The team wanted “to understand whether making people feel like the vaccine is already theirs, it’s there for them, can boost their motivation further,” says Hengchen Dai, an assistant professor at the UCLA Anderson School of Management and coauthor of the study.
Dai, Saccardo, and their colleagues conducted an online survey in which they asked more than 3,100 people how interested they’d be in getting the vaccine after receiving one of the texts from their healthcare provider. People who viewed the video were slightly more likely to express interest in the vaccine, while the language had no effect on their intentions.
However, when the researchers actually sent the messages to more than 74,000 people eligible for vaccination, and then tracked whether they booked an appointment and got the vaccine, they found the opposite effect. “Just relying on what people say they will do is not enough,” Saccardo says. “It’s really important to see what works in the field.”

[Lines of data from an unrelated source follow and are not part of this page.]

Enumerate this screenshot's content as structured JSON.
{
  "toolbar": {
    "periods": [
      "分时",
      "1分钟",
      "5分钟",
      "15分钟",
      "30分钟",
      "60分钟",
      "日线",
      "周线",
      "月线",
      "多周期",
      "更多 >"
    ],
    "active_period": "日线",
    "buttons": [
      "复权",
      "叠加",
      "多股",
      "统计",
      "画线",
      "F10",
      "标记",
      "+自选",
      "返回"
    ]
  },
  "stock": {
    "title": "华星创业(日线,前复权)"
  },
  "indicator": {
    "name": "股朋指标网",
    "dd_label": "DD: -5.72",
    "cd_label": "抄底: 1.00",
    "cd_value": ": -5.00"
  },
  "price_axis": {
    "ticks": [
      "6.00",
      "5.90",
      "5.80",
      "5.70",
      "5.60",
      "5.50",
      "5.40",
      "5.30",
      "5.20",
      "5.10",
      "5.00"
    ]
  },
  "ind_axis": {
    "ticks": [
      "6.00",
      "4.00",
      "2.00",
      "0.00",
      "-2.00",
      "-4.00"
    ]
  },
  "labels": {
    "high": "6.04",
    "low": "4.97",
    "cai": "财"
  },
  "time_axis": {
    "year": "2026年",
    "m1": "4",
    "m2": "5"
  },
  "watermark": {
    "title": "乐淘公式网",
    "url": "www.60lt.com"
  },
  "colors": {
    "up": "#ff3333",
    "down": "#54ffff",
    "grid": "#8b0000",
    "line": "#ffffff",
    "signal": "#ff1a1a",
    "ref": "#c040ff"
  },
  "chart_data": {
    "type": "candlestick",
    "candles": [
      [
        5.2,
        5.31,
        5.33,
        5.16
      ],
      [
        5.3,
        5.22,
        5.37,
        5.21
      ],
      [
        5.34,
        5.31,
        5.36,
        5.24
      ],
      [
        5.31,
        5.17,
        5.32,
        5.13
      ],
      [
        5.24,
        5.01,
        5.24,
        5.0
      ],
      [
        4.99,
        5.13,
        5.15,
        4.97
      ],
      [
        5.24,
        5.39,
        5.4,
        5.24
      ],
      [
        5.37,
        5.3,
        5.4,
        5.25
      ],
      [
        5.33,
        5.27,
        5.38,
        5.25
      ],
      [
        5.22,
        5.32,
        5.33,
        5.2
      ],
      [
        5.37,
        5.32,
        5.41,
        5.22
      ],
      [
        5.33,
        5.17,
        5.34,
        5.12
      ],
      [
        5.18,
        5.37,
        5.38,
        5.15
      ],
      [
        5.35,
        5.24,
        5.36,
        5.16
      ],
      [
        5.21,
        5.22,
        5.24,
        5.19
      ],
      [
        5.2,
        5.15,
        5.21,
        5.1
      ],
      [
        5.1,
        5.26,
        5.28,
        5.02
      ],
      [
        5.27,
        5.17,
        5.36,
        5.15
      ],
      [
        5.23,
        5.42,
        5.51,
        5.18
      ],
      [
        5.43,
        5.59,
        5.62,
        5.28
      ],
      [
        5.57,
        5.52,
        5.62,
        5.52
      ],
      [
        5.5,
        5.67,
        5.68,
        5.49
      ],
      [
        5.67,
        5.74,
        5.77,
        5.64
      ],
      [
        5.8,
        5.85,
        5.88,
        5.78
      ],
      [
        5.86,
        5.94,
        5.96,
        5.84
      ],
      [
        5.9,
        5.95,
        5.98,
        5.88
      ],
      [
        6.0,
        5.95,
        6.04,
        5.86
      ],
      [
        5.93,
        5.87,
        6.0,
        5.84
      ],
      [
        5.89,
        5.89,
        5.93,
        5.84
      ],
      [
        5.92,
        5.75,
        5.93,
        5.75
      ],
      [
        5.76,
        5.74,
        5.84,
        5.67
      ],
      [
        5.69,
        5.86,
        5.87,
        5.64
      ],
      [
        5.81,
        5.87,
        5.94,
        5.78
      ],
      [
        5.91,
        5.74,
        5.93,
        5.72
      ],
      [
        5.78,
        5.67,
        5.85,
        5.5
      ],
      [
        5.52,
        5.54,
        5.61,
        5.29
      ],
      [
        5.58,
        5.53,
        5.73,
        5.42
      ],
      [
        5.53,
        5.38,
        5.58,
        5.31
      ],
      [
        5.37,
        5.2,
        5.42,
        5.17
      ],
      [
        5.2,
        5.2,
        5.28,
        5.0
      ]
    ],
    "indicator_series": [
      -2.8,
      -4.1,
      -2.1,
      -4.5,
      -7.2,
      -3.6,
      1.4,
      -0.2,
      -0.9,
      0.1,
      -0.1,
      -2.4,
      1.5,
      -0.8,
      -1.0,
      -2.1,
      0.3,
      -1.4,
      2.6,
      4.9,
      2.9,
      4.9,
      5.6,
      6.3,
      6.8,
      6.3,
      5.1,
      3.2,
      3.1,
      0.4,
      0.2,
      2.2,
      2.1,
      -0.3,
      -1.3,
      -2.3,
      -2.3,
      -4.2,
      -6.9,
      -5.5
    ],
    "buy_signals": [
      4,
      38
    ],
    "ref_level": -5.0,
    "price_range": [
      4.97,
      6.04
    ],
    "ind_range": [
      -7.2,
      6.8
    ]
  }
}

Overall, people who received a text reminder were 84 percent more likely to book an appointment than those who didn’t. Messages that included language meant to increase people’s sense of ownership over the vaccine had the strongest impact on increasing vaccinations. On the other hand, there was no additional boost from the informational video.
There are many potential explanations for the video’s disappointing performance, Saccardo says. One is that many people simply didn’t watch it, whether because they were busy or because they’d already decided to remain unvaccinated and didn’t want to be persuaded. Others may have wanted to wait until the vaccine received full FDA approval. And some participants might have been more receptive to hearing the information from someone they felt a connection to, such as a person from the same political party.
It’s also possible that information about the vaccine would be more helpful in the form of messages tailored to the recipient’s concerns, Dai says. “Providing a quick piece of information directly in the text message based on their key concern or key question might be more useful than having them opt to watch a two-minute video seeking the response to their question,” she says.
Still, the findings, which were published on August 2 in the journal Nature, demonstrate that simple nudges such as text messages can increase vaccination rates. The researchers haven’t studied the role of full FDA approval of COVID-19 vaccines, but Saccardo is hopeful that some people will take it as their cue to schedule an appointment.
“Right now the approval might actually work in persuading these people who stayed hesitant despite receiving information about the effectiveness,” she says. “A lot of people might be like, ‘Okay, now I can do it,’ [but] they might need to be nudged to do it, and then the findings of our research might become relevant.”
Once people are open to getting the shot, they may procrastinate or struggle to find time to schedule their appointment. “Making it as easy as possible seems to be important for moving the needle and getting people to just do it,” Saccardo says.
The full approval of Pfizer’s vaccine will also prompt more institutions such as the military, businesses, hospitals, and universities to make COVID-19 vaccines mandatory for employees and students.
These mandates will “bump up our vaccination numbers,” McClellan said in the briefing. “Companies who could do it before, I think they’re going to be more confident now and I think they’ll get more acceptance from their workers.”